(Information given)

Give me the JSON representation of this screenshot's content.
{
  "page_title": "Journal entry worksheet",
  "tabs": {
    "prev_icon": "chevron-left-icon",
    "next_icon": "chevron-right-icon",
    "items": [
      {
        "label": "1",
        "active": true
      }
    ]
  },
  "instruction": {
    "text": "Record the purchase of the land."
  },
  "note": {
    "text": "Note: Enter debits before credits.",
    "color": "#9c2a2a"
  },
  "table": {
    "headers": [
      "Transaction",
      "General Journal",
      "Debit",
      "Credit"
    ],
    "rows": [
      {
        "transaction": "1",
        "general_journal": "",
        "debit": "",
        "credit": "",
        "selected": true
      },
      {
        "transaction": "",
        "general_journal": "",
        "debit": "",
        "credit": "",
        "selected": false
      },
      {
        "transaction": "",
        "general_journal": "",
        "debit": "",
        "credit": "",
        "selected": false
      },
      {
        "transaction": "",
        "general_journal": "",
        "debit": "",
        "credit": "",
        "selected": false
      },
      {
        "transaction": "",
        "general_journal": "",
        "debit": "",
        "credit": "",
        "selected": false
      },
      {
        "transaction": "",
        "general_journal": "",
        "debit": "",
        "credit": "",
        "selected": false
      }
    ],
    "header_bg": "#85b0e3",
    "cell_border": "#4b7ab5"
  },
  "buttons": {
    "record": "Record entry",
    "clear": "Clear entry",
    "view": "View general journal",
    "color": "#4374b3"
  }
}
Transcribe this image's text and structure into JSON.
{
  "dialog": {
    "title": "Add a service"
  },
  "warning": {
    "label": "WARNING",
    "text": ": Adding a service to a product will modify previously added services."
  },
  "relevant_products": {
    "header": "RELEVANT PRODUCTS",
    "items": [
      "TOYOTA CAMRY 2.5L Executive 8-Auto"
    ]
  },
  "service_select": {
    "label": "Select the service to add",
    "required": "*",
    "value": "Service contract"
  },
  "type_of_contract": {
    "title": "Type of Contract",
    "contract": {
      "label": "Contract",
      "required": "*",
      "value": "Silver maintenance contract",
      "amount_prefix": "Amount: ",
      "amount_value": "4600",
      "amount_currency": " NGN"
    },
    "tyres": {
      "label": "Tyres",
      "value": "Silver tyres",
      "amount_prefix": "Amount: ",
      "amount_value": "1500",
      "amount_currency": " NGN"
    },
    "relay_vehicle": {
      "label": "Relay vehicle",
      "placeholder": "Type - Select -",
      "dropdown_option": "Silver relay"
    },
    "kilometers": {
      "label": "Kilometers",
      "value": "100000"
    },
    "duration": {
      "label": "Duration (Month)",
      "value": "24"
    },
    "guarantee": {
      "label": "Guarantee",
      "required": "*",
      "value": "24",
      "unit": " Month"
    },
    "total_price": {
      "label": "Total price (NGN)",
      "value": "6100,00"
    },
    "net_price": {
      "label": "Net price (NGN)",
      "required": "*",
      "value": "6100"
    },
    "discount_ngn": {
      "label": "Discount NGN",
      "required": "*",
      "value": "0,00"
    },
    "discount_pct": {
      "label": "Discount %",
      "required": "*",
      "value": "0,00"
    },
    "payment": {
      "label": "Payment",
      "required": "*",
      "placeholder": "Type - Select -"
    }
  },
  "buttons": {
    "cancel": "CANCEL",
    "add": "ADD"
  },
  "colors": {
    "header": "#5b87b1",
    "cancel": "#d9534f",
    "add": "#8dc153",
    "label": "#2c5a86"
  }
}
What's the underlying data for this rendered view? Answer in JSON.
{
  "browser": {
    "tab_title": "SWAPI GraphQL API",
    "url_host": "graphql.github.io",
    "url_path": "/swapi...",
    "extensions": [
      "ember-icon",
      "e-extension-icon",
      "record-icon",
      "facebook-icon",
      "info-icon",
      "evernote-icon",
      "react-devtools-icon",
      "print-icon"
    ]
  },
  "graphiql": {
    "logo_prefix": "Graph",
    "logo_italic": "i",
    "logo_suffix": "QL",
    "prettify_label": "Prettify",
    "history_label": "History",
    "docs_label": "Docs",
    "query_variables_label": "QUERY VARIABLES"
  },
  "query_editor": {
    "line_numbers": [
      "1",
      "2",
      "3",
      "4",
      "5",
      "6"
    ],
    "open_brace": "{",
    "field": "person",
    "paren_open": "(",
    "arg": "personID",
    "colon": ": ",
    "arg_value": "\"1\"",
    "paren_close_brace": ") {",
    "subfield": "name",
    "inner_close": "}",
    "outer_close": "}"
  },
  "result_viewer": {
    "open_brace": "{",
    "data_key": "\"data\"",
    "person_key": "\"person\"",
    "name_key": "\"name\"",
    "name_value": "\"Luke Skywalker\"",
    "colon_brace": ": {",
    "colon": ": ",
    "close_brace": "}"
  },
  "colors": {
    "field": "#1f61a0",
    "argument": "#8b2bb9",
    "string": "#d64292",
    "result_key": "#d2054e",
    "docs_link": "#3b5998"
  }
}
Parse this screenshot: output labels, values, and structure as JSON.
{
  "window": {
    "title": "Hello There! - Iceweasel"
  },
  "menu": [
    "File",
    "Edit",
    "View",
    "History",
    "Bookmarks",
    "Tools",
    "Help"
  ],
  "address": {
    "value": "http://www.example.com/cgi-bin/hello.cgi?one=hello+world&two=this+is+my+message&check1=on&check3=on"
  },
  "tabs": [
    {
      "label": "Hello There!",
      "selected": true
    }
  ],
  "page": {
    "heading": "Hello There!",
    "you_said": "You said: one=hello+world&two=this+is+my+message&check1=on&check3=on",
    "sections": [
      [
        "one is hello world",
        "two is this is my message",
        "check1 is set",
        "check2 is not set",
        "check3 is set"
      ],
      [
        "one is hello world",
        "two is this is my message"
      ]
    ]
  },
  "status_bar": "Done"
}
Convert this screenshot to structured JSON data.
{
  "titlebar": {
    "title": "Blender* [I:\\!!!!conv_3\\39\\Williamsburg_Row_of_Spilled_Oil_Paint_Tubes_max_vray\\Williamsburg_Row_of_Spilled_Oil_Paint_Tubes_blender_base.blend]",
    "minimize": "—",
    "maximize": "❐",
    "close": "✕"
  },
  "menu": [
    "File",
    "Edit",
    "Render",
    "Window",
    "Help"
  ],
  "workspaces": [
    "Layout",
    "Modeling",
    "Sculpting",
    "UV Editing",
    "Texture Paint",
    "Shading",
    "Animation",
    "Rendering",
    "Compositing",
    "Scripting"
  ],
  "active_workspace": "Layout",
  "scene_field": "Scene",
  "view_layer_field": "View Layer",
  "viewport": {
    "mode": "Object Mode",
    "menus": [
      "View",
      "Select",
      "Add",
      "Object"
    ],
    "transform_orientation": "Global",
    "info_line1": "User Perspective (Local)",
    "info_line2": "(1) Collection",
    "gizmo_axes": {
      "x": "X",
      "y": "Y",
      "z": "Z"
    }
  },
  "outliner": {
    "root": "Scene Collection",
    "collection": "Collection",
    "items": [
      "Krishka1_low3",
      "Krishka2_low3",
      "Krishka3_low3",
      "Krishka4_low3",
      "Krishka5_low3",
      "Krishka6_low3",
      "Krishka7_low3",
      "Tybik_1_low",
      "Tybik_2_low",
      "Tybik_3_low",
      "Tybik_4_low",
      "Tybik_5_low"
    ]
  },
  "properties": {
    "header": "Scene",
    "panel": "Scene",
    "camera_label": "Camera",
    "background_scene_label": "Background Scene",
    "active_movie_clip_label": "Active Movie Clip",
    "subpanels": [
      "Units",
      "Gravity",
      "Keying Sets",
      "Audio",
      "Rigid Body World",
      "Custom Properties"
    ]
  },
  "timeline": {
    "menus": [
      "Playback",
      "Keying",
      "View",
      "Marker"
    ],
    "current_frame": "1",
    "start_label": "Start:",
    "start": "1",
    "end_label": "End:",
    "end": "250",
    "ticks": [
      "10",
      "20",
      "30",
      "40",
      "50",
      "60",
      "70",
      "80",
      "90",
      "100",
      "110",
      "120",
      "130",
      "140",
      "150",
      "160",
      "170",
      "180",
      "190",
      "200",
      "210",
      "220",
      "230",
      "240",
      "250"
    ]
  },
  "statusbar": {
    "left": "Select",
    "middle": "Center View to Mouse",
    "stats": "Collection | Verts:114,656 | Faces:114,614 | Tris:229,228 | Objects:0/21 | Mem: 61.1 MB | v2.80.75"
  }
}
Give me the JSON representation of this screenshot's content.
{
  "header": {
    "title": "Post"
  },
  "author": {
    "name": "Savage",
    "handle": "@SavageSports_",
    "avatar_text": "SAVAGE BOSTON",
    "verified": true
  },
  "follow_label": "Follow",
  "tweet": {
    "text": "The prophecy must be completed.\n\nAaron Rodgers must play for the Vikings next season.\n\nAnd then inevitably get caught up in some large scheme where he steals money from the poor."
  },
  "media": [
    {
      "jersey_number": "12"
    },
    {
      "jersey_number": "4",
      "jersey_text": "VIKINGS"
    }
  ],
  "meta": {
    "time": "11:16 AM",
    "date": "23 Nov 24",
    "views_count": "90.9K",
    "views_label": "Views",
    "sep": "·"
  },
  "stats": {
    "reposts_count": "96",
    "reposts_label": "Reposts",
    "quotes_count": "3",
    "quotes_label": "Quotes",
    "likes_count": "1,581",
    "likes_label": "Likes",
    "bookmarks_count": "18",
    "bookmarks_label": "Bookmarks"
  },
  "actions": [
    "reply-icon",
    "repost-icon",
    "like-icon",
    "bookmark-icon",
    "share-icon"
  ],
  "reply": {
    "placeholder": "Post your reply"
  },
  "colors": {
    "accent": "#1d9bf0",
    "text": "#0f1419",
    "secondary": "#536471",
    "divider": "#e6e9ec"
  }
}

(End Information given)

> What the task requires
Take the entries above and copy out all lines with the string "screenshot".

> Expected answer
Give me the JSON representation of this screenshot's content.
Parse this screenshot: output labels, values, and structure as JSON.
Convert this screenshot to structured JSON data.
Give me the JSON representation of this screenshot's content.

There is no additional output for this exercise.